A child continues to qualify as intellectually disabled if the child met the initial identification criteria and continues to demonstrate a need for specially designed instruction.
Summary of, and comparison with, existing or proposed federal regulations: N/A.
Comparison with rules in adjacent states: N/A.
Summary of factual data and analytical methodologies:
The language in PI 11.36 (1) uses cognitive disability. The term cognitive disability and its definition are not consistent with current means of determining whether someone has an intellectual disability. As a result, cognitive disability is changed to intellectual disability and the definition of and determination of an intellectual disability is changed to align with the American Association on Intellectual and Development Disabilities’ classification manual, Intellectual Disability: Definition, Classification, and Systems of Supports, 11th edition (2010) and to include current terminology used in the Wisconsin Model Early Learning Standards.

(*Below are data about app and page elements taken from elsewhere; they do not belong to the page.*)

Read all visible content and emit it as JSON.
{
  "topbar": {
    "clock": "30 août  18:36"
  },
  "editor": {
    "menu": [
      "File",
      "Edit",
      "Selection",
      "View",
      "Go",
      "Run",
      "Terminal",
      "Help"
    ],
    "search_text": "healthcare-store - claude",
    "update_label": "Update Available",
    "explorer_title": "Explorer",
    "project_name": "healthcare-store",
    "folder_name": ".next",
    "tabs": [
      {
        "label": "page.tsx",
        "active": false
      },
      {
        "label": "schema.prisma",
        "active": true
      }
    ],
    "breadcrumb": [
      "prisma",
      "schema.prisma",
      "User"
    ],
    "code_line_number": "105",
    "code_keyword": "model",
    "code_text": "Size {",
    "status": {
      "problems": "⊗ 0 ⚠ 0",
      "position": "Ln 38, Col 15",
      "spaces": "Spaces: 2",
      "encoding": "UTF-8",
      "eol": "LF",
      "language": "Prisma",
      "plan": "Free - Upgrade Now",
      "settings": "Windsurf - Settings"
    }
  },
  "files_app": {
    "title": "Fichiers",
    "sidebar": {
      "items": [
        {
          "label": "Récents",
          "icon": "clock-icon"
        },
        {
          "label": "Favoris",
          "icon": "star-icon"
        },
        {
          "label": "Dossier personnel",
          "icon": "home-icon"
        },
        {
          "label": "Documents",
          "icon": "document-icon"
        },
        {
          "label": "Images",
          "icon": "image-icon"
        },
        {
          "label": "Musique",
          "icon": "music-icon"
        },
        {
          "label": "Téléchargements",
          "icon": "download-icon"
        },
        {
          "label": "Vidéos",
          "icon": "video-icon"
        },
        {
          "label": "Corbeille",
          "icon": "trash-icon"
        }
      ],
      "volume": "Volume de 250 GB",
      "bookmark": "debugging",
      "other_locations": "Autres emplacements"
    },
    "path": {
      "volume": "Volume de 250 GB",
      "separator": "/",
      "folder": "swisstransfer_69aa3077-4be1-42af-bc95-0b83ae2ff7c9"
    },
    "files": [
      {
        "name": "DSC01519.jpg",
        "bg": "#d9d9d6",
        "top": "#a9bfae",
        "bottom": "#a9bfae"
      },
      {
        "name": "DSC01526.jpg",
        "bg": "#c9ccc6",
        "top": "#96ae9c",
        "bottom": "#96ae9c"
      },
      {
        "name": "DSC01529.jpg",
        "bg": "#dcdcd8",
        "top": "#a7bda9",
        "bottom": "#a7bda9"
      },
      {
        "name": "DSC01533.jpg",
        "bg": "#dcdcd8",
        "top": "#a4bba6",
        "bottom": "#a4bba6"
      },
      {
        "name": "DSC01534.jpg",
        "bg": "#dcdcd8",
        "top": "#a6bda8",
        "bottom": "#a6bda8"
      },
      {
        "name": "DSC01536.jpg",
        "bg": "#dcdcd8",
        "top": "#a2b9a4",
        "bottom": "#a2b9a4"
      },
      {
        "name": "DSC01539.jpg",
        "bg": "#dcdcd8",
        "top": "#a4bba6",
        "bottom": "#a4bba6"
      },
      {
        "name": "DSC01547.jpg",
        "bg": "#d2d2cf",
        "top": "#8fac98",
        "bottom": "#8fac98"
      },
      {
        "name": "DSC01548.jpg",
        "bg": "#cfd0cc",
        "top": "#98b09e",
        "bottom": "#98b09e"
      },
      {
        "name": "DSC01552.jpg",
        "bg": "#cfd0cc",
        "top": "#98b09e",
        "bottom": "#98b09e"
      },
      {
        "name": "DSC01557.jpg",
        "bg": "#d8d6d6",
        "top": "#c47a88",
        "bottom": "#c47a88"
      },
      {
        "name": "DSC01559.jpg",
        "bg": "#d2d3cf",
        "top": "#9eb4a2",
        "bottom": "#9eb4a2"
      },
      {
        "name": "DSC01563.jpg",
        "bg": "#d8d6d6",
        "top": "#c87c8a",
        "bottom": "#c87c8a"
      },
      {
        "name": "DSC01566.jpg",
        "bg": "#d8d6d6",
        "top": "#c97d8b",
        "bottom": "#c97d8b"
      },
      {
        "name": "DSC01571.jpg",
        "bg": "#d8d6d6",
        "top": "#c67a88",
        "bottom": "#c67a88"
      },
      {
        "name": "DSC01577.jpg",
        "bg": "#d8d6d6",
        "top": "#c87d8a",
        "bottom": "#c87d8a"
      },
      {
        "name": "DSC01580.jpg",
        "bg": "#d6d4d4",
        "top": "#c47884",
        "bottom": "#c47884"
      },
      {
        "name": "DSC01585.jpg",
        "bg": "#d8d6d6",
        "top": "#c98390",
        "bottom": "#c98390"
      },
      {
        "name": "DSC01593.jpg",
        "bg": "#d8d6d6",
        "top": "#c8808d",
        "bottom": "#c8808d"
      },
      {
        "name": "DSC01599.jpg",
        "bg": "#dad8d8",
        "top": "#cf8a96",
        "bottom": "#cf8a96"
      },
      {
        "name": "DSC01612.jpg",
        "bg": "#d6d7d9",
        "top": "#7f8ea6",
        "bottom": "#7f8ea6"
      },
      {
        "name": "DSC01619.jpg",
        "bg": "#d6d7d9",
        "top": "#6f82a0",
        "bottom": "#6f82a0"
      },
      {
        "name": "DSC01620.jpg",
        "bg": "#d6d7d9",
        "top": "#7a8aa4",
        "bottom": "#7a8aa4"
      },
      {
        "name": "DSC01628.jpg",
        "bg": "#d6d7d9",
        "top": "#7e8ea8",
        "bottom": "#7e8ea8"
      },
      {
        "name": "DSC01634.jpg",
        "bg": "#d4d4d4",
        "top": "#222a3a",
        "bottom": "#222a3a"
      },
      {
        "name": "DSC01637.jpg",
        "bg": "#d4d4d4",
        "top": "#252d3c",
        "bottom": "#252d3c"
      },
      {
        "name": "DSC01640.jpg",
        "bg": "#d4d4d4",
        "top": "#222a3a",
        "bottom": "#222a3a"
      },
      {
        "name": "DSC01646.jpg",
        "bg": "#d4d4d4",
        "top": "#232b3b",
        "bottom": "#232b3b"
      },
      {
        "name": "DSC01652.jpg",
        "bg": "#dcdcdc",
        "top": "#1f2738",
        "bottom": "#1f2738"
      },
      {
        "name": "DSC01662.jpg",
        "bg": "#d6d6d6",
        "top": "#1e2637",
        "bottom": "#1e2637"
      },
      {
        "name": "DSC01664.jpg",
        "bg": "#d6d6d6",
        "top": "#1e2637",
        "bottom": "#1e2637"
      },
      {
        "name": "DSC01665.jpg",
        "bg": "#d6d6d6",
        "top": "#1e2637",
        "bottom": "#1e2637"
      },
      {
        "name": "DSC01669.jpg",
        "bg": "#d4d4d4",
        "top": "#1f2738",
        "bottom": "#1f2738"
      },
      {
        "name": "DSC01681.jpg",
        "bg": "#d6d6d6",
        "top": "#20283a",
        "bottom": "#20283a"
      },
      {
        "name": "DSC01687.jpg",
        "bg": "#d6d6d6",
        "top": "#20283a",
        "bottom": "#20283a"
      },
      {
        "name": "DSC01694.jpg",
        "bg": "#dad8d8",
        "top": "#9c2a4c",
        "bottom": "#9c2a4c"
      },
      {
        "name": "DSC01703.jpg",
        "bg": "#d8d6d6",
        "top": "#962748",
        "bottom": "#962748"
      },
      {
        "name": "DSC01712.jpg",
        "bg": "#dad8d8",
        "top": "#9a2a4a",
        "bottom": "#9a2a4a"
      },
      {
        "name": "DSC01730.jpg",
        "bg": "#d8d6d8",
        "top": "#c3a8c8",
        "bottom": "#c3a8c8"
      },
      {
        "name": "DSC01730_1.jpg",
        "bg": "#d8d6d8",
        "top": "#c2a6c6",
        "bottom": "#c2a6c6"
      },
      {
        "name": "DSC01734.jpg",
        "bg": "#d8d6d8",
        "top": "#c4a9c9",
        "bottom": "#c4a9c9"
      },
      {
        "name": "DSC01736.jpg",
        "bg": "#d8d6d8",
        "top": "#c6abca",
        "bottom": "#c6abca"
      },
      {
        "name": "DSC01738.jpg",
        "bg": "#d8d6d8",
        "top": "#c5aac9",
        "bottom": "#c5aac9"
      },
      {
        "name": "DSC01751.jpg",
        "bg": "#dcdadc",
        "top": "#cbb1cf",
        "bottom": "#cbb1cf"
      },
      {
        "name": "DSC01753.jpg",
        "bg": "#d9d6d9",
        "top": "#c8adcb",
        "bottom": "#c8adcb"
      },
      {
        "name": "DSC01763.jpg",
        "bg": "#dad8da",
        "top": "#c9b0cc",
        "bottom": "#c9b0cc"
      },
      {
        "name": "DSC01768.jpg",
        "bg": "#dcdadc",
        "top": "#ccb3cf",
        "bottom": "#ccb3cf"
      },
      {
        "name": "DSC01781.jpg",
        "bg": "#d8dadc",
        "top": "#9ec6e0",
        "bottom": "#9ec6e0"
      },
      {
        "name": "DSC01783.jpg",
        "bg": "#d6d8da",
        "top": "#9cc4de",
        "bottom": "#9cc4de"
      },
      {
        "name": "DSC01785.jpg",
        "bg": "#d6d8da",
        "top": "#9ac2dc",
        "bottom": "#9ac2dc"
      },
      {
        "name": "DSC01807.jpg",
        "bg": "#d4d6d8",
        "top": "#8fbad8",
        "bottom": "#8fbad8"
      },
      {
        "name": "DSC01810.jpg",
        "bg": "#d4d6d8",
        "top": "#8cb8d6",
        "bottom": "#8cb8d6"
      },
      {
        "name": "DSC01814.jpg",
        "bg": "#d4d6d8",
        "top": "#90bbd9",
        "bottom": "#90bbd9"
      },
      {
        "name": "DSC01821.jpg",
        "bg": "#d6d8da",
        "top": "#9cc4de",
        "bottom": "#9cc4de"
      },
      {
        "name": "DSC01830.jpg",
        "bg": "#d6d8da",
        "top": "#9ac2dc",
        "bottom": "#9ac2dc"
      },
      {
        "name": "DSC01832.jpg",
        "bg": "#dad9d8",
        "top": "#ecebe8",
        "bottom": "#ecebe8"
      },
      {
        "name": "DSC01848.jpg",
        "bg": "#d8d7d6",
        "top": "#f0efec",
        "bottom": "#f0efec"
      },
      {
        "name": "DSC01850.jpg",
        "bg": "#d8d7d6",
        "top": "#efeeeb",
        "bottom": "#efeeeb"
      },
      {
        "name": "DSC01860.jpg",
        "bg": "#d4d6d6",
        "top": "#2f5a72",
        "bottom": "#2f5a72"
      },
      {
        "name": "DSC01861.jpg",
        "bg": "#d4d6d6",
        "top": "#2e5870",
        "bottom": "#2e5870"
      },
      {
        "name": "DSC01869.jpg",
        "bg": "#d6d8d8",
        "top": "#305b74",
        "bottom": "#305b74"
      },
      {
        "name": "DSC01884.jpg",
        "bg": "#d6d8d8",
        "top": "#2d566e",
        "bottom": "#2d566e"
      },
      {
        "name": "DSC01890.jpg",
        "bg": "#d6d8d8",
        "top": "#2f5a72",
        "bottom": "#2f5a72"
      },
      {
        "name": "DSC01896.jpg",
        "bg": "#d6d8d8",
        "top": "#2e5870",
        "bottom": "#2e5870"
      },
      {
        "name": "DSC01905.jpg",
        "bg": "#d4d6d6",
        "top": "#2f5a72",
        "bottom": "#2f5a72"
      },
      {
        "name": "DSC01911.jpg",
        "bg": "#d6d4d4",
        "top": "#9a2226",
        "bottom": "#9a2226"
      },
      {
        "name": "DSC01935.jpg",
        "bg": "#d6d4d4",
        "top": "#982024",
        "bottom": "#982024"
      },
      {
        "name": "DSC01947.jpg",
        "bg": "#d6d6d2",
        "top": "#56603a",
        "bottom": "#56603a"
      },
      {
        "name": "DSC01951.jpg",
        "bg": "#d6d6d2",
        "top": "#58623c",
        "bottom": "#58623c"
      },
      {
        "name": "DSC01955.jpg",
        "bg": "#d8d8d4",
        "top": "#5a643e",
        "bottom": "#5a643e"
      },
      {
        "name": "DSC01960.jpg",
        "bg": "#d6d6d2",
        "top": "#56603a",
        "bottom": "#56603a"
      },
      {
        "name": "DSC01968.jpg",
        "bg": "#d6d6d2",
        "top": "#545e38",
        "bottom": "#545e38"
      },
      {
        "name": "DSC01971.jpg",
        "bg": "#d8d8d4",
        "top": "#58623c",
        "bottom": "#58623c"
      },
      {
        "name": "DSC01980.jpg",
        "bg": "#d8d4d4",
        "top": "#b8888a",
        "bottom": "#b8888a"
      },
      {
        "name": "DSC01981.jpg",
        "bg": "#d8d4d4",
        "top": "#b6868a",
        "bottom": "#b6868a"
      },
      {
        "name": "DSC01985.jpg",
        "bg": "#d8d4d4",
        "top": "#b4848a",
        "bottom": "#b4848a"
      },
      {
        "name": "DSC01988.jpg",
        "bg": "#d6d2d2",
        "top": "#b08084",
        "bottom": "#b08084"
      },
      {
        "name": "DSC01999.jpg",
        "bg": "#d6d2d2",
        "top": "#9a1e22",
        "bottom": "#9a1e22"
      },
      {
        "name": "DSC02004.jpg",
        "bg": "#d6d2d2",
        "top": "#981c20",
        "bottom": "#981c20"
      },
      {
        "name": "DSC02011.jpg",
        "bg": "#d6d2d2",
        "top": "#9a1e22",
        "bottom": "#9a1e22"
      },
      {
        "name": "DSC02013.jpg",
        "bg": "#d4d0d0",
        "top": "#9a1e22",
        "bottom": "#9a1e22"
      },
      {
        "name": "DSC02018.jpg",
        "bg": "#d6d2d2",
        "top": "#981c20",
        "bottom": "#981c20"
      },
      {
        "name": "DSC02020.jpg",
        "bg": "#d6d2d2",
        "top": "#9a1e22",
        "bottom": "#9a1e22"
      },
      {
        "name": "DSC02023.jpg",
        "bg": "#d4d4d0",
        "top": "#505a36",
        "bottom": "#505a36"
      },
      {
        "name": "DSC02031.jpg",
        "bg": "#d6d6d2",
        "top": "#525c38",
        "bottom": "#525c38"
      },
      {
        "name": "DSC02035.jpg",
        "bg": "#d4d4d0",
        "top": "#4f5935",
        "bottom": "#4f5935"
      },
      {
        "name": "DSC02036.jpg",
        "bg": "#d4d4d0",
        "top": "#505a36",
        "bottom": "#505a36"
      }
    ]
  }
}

Analysis and supporting documents used to determine effect on small business or in preparation of economic impact report: N/A.
Anticipated costs incurred by private sector: N/A.
Effect on small business:
The proposed rules will have no economic impact on small businesses, as defined in s. 227.114 (1), Stats.
Agency contact person: (including email and telephone)
Budget and Policy Analyst
Wisconsin Department of Public Instruction
Place where comments are to be submitted and deadline for submission:
Comments should be submitted to Carl Bryan, Department of Public Instruction, 125 S. Webster Street, P.O. Box 7841, Madison, WI 53707-7841 or at Carl.Bryan@dpi.wi.gov. The Department will publish a hearing notice in the Administrative Register which will provide information on the deadline for the submission of comments.
SECTION 1. PI 11.36 (1) (title), (a) and (b) (intro) are amended to read:
(1) CognitiveINTELLECTUAL DISABILITY.
(a) Cognitive disability means significantly subaverage intellectual functioning that exists concurrently with deficits in adaptive behavior and In this subsection, intellectual disability means significant limitations both in intellectual functioning and in adaptive behavior as expressed in conceptual, social, and practical adaptive skills and manifested during the developmental period that adversely affects the child’s educational performance.